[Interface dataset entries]

------------------------------------------------------------------------

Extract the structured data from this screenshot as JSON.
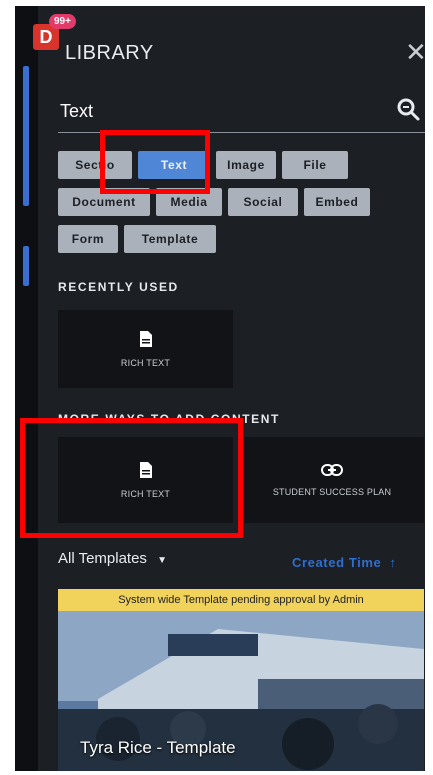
{
  "app": {
    "badge_letter": "D",
    "notification_count": "99+"
  },
  "header": {
    "title": "LIBRARY",
    "close_icon": "close-icon"
  },
  "search": {
    "value": "Text",
    "icon": "search-icon"
  },
  "filters": [
    {
      "label": "Sectio",
      "active": false
    },
    {
      "label": "Text",
      "active": true
    },
    {
      "label": "Image",
      "active": false
    },
    {
      "label": "File",
      "active": false
    },
    {
      "label": "Document",
      "active": false
    },
    {
      "label": "Media",
      "active": false
    },
    {
      "label": "Social",
      "active": false
    },
    {
      "label": "Embed",
      "active": false
    },
    {
      "label": "Form",
      "active": false
    },
    {
      "label": "Template",
      "active": false
    }
  ],
  "recently_used": {
    "heading": "RECENTLY USED",
    "items": [
      {
        "label": "RICH TEXT",
        "icon": "document-icon"
      }
    ]
  },
  "more_ways": {
    "heading": "MORE WAYS TO ADD CONTENT",
    "items": [
      {
        "label": "RICH TEXT",
        "icon": "document-icon"
      },
      {
        "label": "STUDENT SUCCESS PLAN",
        "icon": "link-icon"
      }
    ]
  },
  "templates": {
    "heading": "All Templates",
    "sort_label": "Created Time",
    "card": {
      "banner": "System wide Template pending approval by Admin",
      "name": "Tyra Rice - Template"
    }
  },
  "colors": {
    "panel": "#1c1f24",
    "accent": "#4f86d6",
    "highlight": "#ff0000",
    "banner": "#f1d35b"
  }
}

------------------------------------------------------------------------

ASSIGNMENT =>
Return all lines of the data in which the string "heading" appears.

RESULT OF THE TASK =>
    "heading": "RECENTLY USED",
    "heading": "MORE WAYS TO ADD CONTENT",
    "heading": "All Templates",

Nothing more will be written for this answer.